Let it be the Bears.
Why not? Why shouldn't Michael Sam play here? Why shouldn't we have a front-row seat for this social study?
Sam is poised to become the first openly gay man to play in one of the United States' four major team sports.
For those of you wondering why this is a story at all, the word "first" explains it.
The first woman to play major-league baseball will be a story. The first 4-footer to play in the NBA will be a story.
So Michael Sam is a story for being new, and the plot might as well be played out in Chicago.
With his announcement over the weekend, Sam revealed who he is. Now it's up to the NFL to reveal what it is.
Is the league prepared for the 21st century? Can management manage the media circus that will accompany Sam's arrival? Can players cope with change?
Make no mistake. Sam will be in some team's training camp. Early projections have him as a middle-round draft pick, and the NFL can't afford the implication if he falls too far from there.
How bad would that make the league look? Bad enough to be characterized as Neanderthals like some of their players are? Bad enough to be sued for discriminating against a gay man?
Sam told his college coaches and teammates at Missouri that he was gay and it wasn't a problem. If it is a problem in the NFL, that wouldn't speak well for how grown up the league is.
Bears owners the McCaskeys, club president Ted Phillips, general manager Phil Emery and head coach Marc Trestman all appear to be fair-minded folks.
Wouldn't they make the Bears a good fit for Sam, assuming he isn't the next Shea McClellin?
Too bad the Bulls didn't sign Jason Collins after he revealed last year that he's gay. But they didn't need him, and his career was pretty much over anyway.
The Bears, though, do need defensive linemen, and Sam was a defensive end at Missouri and the SEC's defensive player of the year.
So why wouldn't the Bears take a flyer on history?
Ironically, the best people that Michael Sam has going for him are Richie Incognito and Jonathan Martin.
The two former Dolphins offensive linemen were at the center of a scandal that shined a spotlight on the NFL's dubious workplace culture.
Harassment, bullying, profanity and all sorts of insensitivities were part of the Miami mess.
The situation down there forced the NFL to define what is acceptable and unacceptable inside football locker rooms. Roger Goodell, the commissioner of commerce, has enough concussion lawsuits to settle without allowing more legal action concerning the workplace environment.
The Dolphins' scandal will ensure that Sam is treated just like any other rookie with aspirations for a long career.
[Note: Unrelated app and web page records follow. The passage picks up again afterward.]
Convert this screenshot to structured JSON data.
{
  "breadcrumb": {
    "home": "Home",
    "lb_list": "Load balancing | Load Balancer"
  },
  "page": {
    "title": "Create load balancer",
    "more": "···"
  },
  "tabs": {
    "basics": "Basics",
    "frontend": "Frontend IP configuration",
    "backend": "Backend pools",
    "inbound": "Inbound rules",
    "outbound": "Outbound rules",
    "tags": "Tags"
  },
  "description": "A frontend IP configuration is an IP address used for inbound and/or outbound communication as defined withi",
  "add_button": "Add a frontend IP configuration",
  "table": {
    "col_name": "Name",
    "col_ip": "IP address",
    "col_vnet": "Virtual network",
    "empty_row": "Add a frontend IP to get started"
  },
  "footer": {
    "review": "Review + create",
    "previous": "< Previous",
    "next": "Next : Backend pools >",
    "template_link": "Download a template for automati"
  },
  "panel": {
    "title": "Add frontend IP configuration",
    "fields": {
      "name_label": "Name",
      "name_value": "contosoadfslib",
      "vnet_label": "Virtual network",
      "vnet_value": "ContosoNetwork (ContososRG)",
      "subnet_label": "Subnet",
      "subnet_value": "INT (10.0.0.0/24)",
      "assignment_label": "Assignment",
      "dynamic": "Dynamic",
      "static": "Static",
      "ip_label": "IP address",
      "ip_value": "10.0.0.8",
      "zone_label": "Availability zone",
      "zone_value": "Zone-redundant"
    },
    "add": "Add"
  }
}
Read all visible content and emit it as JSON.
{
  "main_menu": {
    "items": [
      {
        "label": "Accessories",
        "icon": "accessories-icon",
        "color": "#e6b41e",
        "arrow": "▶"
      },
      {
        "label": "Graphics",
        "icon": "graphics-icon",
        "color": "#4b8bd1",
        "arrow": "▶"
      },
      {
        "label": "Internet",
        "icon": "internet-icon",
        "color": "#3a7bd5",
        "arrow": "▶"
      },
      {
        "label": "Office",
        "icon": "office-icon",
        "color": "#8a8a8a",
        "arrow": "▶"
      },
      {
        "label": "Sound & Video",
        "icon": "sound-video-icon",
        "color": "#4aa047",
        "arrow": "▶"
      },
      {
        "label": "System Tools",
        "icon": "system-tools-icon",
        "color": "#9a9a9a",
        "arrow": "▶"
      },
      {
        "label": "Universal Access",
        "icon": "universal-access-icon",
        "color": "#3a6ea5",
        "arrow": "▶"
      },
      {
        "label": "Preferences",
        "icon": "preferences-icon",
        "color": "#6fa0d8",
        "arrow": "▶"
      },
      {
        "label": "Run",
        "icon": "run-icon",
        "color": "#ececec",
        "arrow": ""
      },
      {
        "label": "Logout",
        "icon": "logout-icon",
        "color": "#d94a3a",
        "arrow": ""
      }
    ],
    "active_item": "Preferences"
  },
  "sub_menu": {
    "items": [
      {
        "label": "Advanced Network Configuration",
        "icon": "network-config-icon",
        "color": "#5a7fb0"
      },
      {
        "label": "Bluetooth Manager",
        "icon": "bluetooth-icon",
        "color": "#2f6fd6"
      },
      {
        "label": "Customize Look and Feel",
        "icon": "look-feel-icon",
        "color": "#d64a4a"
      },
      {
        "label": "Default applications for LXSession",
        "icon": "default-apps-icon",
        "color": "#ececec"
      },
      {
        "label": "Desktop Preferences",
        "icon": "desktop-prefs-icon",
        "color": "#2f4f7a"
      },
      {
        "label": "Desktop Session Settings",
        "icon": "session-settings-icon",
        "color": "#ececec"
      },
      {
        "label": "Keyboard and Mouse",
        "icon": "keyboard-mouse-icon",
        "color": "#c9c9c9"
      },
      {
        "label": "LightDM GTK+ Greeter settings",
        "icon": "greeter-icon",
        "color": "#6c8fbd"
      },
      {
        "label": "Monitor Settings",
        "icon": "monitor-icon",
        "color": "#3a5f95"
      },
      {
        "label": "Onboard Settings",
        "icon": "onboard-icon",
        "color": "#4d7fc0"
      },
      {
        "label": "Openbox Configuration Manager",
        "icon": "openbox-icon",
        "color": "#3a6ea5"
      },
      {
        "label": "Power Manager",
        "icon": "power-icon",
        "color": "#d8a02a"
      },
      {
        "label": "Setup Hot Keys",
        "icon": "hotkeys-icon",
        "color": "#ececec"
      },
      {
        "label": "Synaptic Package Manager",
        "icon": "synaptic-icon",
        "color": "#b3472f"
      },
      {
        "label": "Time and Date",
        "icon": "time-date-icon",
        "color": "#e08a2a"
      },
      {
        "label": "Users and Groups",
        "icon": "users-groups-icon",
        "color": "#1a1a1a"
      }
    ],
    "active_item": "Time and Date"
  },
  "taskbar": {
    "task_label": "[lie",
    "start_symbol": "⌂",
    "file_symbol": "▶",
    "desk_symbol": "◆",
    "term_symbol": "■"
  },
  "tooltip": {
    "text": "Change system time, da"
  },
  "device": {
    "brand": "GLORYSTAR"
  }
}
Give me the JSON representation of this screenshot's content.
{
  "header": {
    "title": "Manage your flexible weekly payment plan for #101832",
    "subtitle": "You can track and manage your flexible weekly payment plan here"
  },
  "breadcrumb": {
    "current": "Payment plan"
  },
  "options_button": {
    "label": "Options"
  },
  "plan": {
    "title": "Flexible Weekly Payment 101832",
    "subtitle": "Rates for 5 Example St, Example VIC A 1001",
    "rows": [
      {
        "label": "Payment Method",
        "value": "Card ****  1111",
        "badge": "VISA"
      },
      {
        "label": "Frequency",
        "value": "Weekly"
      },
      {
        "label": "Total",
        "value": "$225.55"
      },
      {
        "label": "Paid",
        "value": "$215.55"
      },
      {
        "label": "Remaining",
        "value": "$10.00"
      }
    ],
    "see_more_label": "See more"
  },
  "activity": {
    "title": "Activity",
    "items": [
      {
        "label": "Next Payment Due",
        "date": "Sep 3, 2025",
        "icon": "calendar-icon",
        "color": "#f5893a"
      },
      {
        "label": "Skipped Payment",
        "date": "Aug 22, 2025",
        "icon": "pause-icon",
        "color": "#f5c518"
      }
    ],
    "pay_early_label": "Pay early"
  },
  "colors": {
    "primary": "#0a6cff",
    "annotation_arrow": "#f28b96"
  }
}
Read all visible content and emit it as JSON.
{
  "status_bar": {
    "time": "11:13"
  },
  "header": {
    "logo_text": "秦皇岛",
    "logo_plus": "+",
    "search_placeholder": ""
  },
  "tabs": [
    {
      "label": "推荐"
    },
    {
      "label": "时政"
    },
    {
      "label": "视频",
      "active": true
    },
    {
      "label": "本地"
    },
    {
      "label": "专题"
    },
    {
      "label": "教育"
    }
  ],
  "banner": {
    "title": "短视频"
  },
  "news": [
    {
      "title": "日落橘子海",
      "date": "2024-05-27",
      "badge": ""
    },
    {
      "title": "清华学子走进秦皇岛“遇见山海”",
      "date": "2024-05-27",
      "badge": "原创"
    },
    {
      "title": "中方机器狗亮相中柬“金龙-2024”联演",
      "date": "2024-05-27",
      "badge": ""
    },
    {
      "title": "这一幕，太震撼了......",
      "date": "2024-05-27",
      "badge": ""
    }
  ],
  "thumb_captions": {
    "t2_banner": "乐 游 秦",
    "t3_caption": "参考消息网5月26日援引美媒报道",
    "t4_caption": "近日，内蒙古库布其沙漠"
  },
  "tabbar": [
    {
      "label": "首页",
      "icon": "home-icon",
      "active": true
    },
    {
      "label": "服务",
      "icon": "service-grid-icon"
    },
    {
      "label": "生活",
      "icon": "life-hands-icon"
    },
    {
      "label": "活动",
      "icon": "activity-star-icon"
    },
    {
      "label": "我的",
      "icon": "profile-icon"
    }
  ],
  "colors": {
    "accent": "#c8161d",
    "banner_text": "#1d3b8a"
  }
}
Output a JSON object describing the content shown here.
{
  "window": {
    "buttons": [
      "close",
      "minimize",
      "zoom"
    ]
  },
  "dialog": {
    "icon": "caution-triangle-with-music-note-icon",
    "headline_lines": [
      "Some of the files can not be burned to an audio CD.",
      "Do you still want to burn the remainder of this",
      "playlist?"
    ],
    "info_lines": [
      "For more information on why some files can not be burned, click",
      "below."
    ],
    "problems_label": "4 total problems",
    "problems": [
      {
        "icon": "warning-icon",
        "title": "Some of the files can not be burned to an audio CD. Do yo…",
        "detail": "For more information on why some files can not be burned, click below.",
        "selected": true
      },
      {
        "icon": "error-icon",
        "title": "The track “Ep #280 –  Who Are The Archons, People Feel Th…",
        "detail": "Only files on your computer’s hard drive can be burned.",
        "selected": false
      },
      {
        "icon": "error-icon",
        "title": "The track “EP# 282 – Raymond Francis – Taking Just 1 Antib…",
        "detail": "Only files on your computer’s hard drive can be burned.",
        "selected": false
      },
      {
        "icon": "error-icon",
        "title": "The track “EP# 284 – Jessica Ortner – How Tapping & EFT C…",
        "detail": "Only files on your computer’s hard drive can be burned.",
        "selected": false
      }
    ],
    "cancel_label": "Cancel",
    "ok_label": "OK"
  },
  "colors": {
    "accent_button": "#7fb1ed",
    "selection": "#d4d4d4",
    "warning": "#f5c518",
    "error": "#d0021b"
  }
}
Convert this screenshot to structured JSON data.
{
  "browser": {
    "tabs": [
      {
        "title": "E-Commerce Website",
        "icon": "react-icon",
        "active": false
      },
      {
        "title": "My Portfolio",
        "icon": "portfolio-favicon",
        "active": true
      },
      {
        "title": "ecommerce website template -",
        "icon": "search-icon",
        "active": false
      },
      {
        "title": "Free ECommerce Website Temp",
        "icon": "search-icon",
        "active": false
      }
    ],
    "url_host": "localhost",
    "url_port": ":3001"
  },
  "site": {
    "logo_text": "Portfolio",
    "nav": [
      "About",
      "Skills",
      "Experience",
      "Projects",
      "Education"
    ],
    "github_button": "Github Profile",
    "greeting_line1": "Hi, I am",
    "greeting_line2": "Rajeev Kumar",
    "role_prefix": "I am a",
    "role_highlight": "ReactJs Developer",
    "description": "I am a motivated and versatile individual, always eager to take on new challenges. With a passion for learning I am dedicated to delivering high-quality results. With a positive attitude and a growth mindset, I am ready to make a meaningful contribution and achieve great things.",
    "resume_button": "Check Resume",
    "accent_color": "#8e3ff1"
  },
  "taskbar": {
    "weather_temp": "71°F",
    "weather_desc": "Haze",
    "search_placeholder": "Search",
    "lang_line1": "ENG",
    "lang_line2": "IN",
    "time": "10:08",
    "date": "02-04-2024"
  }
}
Propriety is the NFL's new reality that he'll encounter.
The worst ribbing Michael Sam might get might involve having two first names.
So, seriously, why shouldn't he play here?
Drunken fans and angry opponents? It's easy for them to be consumed by the moment and shout barbs that will include mentions of a player's sexual orientation.
Teammates? There will be resistance among some of them and they'll have to learn to tolerate the arrangement if not embrace it.
Uncomfortable incidents will arise, but Michael Sam was strong enough to come out, so he should be strong enough to deal with them.
Eventually, gay NFL players won't be a story and we'll be able to move on to waiting to chronicle the story of the first Martian to play in the NHL.
Please, let it be for the Blackhawks.